Just two weeks after the teams were merged, it became clear that Hurricane Ian would run right through the heart of our newly launched program. Our focus was on onboarding coaching and patients. There was no emergency management plan. What happened next laid to rest any concerns about the team’s ability to operate as a single cohesive unit.
Below is the text of an email that I sent the Blue Circle Health Board of Directors the day Hurricane Ian hit.
Hurricane Ian is expected to have a significant impact across the state of Florida. As such, Blue Circle Health is responding to the needs of our Diabetes Support Coaches, our partner clinics, and the people we serve in the following ways:
As people living with T1D, our Diabetes Support Coaches and the people we serve are facing heightened risks and anxiety related to loss of power (and refrigeration for insulin), gas shortages, flooding and possible evacuations.
Our COO, Robin Jensen opened our all-staff daily check-in call with full assurances to the coaches that their safety is of the utmost importance to BCH. This was promptly corroborated by Director of HR, Lillie Hughes, who explained to coaches and Florida personnel that an Emergency Weather Policy was in place, covering any time away from work that resulted from Hurricane Ian.

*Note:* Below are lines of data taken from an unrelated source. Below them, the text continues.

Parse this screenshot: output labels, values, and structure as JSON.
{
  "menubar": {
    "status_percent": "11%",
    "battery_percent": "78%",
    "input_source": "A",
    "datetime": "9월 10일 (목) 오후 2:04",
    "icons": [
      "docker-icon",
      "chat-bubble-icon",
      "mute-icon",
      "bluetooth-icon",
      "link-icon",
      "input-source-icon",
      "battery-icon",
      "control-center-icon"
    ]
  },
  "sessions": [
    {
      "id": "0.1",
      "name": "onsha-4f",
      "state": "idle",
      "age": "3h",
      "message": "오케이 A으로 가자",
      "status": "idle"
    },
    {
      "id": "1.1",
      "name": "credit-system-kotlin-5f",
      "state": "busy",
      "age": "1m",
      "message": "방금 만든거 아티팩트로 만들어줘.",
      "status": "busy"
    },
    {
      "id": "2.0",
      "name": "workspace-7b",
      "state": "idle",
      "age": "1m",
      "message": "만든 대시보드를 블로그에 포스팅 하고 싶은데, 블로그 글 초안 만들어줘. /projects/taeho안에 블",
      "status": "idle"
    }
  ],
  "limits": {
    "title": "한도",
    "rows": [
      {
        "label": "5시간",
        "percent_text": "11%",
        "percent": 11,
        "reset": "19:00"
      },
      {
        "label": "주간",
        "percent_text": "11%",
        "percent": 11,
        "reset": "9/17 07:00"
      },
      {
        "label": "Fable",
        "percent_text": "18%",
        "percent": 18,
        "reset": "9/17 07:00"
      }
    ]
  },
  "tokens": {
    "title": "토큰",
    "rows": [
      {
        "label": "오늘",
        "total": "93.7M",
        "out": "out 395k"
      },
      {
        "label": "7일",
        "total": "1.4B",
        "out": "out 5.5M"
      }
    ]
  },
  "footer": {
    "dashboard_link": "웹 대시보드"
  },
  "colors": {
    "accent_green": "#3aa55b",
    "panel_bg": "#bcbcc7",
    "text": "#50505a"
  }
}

Dr. Sarah Westen (psychologist) and Eleni Sheehan (APRN, CDCES) held a 1.5 hour session with the coaches to talk through hurricane-related fears, establish a plan for hurricane preparedness, and to provide hurricane-related resources. The session also provided coaches with resources and guidance on supporting BCH patients through Hurricane Ian. Dr. Sarah Westen met with the coaches in individual sessions as needed and Dr. Ashby Walker & Eleni Sheehan will continue checking in with all coaches to ensure they have places to evacuate, access to supplies, etc.
Each coach who is safe from the storm is proactively reaching out to their patients to remind them of the steps to take in an emergency. This includes taking advantage of the Florida Emergency Plan to refill prescriptions early, setting up a small cooler for an evacuation, freezing gel packs, packing snacks for potential lows, etc. Coaches are escalating any emerging patient needs so the team can move quickly to try to address them.

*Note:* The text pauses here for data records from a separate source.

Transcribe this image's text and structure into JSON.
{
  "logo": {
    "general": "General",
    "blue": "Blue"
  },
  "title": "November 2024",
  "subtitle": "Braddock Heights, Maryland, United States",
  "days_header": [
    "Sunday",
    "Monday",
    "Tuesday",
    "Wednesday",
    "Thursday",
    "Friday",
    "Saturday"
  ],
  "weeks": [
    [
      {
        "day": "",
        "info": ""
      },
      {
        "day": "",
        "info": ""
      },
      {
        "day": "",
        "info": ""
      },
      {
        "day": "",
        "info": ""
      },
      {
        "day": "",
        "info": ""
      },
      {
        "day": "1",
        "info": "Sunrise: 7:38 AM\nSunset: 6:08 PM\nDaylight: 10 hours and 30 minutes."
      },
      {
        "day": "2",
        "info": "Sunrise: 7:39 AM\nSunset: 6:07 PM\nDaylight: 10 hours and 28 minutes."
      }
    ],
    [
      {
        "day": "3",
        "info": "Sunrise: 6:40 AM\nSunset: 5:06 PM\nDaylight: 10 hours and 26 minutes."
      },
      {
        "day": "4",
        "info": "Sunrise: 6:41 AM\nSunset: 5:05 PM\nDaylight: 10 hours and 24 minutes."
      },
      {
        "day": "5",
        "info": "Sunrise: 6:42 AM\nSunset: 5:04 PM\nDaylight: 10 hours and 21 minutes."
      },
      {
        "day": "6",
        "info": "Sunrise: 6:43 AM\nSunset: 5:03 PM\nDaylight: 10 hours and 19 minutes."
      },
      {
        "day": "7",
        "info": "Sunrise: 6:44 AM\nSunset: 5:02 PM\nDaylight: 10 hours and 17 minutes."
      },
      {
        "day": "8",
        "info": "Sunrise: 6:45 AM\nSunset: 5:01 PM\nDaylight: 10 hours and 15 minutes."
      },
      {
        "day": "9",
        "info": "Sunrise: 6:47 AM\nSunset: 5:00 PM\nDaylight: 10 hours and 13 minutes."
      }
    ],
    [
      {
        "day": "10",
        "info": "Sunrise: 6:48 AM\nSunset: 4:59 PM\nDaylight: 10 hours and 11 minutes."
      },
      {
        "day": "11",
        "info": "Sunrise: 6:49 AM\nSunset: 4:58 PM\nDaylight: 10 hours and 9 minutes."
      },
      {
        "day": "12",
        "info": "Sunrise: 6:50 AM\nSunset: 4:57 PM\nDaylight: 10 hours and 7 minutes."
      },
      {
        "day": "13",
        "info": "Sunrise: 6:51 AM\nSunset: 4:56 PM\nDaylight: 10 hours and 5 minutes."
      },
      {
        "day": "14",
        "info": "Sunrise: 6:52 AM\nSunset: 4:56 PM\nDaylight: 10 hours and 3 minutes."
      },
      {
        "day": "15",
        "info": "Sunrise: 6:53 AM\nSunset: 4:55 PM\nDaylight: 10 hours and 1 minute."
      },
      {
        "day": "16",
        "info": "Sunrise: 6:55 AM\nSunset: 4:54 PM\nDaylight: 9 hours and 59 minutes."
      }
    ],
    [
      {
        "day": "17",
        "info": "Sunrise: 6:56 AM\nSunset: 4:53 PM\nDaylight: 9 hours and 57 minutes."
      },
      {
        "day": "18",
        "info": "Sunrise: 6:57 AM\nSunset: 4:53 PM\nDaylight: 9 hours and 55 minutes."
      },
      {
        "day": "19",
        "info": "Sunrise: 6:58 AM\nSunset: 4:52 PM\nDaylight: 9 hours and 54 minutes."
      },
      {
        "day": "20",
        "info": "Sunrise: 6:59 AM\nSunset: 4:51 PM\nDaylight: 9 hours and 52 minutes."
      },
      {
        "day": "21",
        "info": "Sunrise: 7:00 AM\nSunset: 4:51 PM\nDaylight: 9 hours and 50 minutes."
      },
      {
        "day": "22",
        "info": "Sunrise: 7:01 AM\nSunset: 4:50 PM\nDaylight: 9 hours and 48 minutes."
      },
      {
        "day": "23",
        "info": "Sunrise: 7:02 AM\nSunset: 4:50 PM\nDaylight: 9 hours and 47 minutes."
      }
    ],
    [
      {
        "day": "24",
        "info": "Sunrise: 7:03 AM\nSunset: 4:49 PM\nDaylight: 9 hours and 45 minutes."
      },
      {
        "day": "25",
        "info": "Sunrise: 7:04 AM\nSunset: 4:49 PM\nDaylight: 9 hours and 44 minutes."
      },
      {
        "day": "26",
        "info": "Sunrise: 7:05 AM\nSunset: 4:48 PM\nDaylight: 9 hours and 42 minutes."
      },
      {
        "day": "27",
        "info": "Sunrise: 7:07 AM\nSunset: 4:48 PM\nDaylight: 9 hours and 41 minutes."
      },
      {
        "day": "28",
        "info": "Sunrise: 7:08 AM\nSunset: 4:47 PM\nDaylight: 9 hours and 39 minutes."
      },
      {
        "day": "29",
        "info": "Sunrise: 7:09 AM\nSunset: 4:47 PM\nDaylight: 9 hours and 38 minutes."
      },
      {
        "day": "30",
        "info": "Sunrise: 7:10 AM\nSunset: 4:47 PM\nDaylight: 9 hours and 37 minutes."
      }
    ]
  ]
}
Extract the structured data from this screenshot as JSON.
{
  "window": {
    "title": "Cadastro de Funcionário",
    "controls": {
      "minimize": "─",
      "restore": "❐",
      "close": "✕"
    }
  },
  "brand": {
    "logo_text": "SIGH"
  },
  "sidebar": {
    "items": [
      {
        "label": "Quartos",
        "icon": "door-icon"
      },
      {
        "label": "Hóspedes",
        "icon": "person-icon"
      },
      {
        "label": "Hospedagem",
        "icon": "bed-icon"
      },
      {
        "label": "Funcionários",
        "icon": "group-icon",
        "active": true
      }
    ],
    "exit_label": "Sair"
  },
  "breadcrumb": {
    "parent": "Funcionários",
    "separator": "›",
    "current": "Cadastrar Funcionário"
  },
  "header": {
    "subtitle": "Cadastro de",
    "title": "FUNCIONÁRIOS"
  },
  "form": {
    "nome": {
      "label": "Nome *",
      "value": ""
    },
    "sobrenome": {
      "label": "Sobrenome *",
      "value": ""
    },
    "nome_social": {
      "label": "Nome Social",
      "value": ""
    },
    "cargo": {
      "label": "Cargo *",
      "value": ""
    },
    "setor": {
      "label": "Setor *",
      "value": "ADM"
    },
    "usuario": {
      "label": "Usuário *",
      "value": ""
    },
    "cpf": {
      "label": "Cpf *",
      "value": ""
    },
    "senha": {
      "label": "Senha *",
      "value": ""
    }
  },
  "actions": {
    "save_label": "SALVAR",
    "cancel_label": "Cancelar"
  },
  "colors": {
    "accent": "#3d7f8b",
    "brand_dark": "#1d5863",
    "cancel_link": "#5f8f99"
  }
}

Yesterday, Kristi Holmes, our Director of Marketing & Communications, assembled and overnighted each coach a T1D emergency care package including backpack coolers, flashlights, phone jump chargers, snacks for potential lows, and other items. When that was done, she and our CMO, Dr. Anne Peters, prepared a communication that will be sent today to all of our FQHC partners affirming BCH’s support through Hurricane Ian. The communication provides information on how Health Centers can best support their communities with T1D. It includes links to local and national resources for patients as well as important information on Florida’s Emergency Plan that allows for early prescription refills.
A Hurricane Support channel was created in Slack to keep everyone informed. The first communication in that channel was an offer by someone on the team to contribute their own money to coaches that might need it. By the end of the day $900 had been collected and $500 distributed to a coach in Tampa under emergency evacuation orders that had to relocate herself and her beagle to an AirBnB in Georgia.

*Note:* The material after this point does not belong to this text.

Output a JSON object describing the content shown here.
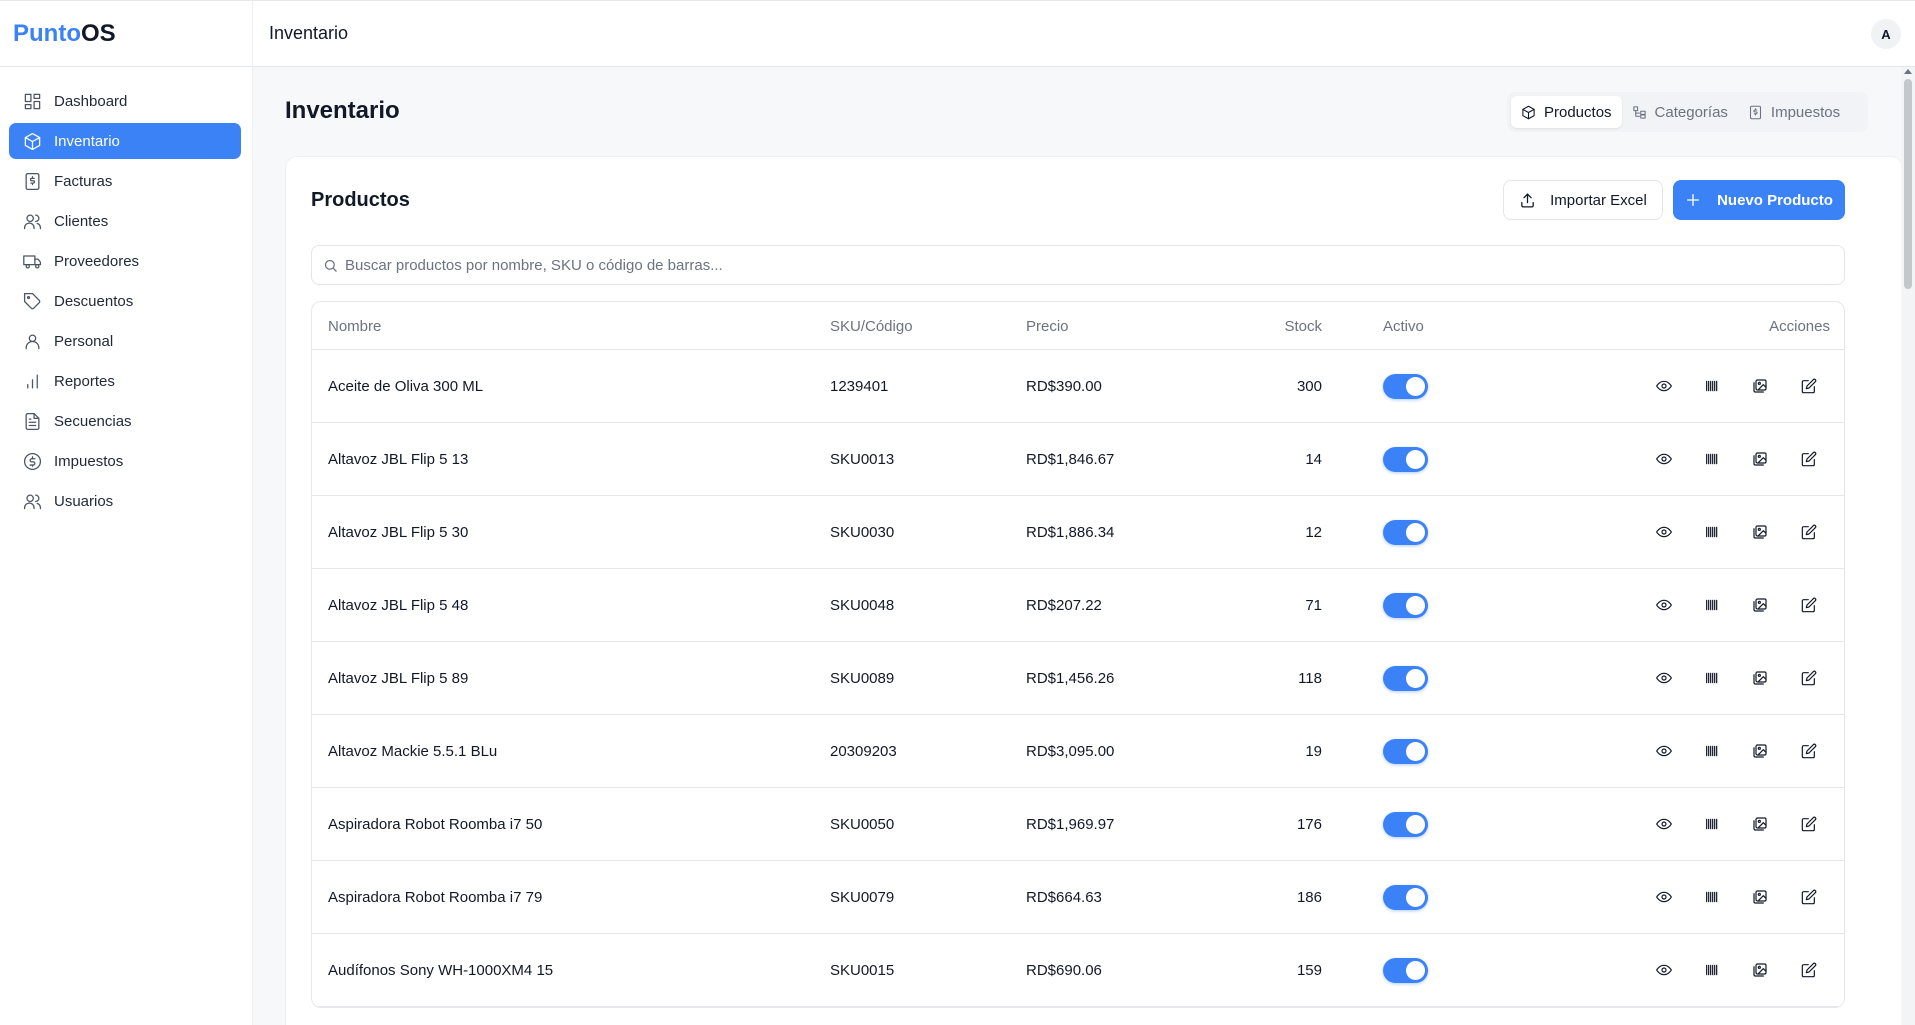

Until the storm subsides, our morning meetings will remain repurposed to keep everyone informed and so that we can respond to emergent needs as quickly and efficiently as possible.
I’ve never experienced an entire team move with such a combination of speed, efficiency, and genuine care for one another. The priorities of the organization had shifted suddenly – a normally disruptive act. Yet everyone adjusted instantly and with purpose.
Each morning meeting that week was filled with updates, words of encouragement and support, and expressions of appreciation. It felt as though the culture we hoped would emerge eventually was forged overnight. In hindsight, American novelist James Lane Allen probably described our situation more accurately when he said, “Adversity doesn’t build character, it reveals it.” With so many important challenges ahead of us, I’m grateful that it was revealed so quickly.